US7364718Apr 11, 2006Apr 29, 2008Degussa AgProcess for the production of hydrogen peroxide
Classifications
U.S. Classification134/7, 134/40, 134/22.17, 510/478, 510/245, 510/108, 510/477, 134/22.19, 134/38, 134/36, 510/509, 510/253, 134/6, 134/24, 134/22.18, 134/22.1, 451/40, 451/39, 134/42, 510/434
International ClassificationC11D7/32, C11D7/12, C11D3/37, C11D17/08, C11D17/06
Cooperative ClassificationC11D3/3719, C11D7/12
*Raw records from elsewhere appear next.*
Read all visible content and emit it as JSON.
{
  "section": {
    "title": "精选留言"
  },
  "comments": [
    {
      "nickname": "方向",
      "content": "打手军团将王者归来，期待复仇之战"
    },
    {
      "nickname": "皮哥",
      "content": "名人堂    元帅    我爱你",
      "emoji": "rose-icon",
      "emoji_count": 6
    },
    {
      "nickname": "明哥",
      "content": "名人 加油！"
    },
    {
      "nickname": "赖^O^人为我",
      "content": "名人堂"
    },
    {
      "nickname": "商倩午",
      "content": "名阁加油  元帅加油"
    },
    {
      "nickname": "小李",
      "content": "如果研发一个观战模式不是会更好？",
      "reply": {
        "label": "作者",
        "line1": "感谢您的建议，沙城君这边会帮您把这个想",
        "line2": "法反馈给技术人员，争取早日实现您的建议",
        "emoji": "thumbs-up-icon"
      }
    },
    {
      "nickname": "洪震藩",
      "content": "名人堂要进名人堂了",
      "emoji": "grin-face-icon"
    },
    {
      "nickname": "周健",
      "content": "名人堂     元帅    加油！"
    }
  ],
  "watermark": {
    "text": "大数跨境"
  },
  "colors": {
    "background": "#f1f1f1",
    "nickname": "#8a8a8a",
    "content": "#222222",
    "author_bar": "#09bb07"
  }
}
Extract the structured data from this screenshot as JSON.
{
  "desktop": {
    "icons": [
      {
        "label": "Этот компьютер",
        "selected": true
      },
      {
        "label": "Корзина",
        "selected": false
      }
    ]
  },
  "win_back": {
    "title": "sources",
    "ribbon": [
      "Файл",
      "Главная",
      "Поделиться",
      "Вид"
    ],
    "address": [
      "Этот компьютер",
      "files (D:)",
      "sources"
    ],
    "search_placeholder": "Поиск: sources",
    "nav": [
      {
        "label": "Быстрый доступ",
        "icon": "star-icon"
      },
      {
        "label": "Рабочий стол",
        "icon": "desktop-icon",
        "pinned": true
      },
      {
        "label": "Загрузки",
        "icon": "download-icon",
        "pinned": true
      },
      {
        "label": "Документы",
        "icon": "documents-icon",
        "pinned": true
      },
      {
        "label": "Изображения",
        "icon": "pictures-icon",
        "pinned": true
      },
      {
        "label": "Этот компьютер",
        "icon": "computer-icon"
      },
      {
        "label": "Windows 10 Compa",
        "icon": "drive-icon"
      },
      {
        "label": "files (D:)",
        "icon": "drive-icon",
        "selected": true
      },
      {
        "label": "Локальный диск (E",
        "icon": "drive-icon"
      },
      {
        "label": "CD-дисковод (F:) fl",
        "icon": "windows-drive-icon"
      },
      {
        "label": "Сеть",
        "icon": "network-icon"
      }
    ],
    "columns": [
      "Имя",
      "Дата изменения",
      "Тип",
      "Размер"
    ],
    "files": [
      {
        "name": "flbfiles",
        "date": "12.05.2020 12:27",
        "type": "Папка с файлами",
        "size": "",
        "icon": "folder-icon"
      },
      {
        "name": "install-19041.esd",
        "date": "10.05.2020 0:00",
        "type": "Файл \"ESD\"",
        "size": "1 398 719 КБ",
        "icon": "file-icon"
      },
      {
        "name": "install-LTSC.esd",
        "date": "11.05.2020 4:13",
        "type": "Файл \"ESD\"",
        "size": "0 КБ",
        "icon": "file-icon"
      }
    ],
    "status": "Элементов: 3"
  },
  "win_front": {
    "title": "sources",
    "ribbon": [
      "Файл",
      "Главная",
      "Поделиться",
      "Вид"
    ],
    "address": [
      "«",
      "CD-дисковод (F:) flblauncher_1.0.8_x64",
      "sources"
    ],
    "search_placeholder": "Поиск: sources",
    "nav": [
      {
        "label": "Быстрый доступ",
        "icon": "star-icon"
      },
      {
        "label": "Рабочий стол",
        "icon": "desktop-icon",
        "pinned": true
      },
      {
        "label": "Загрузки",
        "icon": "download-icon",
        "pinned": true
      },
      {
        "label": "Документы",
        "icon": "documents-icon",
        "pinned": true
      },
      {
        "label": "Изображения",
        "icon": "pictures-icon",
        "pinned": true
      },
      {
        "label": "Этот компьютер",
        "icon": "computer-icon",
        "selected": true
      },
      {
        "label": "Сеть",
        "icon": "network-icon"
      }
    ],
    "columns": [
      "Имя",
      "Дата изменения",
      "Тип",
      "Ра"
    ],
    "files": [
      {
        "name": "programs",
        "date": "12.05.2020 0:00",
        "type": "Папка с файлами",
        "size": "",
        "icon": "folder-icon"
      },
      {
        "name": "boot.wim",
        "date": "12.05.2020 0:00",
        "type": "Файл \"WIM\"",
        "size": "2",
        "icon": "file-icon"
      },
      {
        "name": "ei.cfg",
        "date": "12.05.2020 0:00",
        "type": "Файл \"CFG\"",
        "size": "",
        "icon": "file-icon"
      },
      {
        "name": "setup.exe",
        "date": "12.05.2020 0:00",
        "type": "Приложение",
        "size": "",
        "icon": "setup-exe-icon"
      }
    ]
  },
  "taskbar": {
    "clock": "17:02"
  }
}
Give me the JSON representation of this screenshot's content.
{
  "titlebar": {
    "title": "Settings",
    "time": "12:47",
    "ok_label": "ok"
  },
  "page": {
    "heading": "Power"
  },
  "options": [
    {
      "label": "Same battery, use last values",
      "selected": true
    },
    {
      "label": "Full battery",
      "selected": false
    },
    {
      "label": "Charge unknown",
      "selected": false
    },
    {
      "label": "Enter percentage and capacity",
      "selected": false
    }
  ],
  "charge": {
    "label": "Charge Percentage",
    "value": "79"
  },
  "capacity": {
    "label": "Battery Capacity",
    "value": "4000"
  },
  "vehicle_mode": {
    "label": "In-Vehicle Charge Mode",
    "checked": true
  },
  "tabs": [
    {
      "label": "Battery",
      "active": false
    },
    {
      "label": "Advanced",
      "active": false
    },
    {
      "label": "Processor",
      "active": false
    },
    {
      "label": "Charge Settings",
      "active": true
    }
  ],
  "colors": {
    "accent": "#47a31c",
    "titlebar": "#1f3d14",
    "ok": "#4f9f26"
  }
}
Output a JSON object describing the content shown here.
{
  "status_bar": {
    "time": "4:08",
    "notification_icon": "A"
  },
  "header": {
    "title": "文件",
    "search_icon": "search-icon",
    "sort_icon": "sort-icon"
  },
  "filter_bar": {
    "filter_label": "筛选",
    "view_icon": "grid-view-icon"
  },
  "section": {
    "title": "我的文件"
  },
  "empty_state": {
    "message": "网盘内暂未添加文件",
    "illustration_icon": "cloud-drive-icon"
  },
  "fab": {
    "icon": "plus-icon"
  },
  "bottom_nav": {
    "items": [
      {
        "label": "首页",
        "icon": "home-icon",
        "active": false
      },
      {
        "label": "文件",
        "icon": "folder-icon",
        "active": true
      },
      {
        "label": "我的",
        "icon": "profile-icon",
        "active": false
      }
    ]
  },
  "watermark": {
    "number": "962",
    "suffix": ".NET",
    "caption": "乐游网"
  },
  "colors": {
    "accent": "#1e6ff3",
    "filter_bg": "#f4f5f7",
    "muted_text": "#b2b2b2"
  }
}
European ClassificationC11D7/12, C11D3/37B8
Legal Events
DateCodeEventDescription
Feb 22, 2000ASAssignment
Dec 29, 2004REMIMaintenance fee reminder mailed
Jun 13, 2005LAPSLapse for failure to pay maintenance fees
Aug 9, 2005FPExpired due to failure to pay maintenance fee
Effective date: 20050612